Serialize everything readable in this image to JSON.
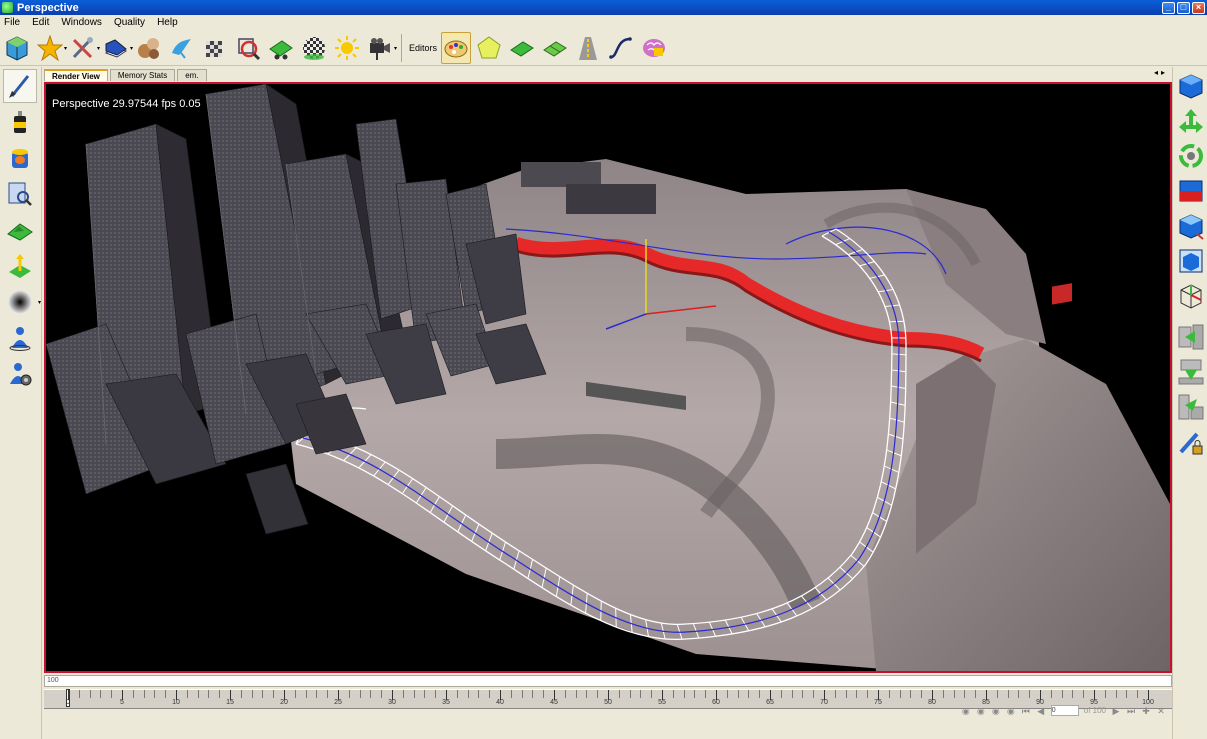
{
  "window": {
    "title": "Perspective"
  },
  "menu": [
    "File",
    "Edit",
    "Windows",
    "Quality",
    "Help"
  ],
  "toolbar": {
    "editors_label": "Editors"
  },
  "tabs": [
    {
      "label": "Render View",
      "active": true
    },
    {
      "label": "Memory Stats",
      "active": false
    },
    {
      "label": "em.",
      "active": false
    }
  ],
  "viewport": {
    "overlay_text": "Perspective 29.97544 fps 0.05"
  },
  "timeline": {
    "top_value": "100",
    "current_frame": 0,
    "max_frame": 100,
    "ticks": [
      "0",
      "5",
      "10",
      "15",
      "20",
      "25",
      "30",
      "35",
      "40",
      "45",
      "50",
      "55",
      "60",
      "65",
      "70",
      "75",
      "80",
      "85",
      "90",
      "95",
      "100"
    ],
    "of_label": "of 100"
  },
  "colors": {
    "selection_border": "#c8102e",
    "river": "#e62828",
    "terrain": "#b8aaa8"
  }
}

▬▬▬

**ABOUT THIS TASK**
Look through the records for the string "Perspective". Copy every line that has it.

**EXERCISE SOLUTION**
    "title": "Perspective"
    "overlay_text": "Perspective 29.97544 fps 0.05"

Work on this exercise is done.